*** The input Section Begins ***
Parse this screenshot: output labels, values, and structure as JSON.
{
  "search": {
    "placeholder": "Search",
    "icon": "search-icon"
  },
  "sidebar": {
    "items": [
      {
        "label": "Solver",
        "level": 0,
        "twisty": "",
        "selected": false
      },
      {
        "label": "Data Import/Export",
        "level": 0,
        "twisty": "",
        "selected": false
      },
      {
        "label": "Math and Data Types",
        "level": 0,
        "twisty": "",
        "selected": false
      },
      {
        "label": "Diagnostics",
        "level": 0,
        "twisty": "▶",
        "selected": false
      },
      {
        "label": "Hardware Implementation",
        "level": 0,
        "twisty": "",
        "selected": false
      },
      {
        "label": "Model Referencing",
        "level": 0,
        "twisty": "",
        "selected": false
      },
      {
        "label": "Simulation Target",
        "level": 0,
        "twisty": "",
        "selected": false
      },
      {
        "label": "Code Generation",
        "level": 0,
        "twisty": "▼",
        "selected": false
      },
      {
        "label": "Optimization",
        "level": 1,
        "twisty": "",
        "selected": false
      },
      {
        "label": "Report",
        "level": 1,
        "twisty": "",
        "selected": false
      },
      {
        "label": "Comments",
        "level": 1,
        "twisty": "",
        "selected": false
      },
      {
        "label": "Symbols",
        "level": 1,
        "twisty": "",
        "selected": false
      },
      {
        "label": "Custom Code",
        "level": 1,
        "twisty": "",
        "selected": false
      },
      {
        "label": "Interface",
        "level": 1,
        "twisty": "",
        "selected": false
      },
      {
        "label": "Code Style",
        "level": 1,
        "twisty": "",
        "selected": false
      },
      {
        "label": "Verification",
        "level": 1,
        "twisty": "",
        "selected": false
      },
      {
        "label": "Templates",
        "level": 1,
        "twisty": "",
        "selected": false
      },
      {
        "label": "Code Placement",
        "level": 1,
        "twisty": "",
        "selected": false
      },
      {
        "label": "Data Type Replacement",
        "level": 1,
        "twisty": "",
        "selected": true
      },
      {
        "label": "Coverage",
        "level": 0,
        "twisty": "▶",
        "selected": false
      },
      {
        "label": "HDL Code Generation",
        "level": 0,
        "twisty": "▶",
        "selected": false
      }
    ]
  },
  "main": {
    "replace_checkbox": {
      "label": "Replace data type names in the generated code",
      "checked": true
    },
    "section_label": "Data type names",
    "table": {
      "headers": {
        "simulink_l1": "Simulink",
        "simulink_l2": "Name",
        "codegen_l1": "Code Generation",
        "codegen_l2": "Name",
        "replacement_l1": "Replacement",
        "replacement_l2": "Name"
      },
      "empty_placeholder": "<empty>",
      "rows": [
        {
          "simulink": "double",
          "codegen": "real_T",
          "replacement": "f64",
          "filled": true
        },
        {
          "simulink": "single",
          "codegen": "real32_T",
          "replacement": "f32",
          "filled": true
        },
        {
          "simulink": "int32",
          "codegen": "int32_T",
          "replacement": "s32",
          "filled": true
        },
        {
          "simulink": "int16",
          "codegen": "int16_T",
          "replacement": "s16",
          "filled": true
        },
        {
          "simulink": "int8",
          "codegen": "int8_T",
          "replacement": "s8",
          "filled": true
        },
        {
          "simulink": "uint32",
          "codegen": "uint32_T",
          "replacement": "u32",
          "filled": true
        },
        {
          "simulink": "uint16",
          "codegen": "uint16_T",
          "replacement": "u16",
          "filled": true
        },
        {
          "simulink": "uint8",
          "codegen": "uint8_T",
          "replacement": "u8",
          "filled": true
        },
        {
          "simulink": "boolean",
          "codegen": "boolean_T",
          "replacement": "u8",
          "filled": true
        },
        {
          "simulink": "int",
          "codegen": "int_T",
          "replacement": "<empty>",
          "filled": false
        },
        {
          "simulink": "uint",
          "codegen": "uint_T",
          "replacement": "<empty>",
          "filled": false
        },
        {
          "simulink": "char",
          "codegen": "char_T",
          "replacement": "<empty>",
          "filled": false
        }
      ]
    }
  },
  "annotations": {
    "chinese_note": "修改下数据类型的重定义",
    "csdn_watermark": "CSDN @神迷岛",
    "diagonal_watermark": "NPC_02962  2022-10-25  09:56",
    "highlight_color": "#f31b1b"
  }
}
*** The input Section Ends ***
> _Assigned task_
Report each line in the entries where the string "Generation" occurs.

> _Response_
        "label": "Code Generation",
        "label": "HDL Code Generation",
        "codegen_l1": "Code Generation",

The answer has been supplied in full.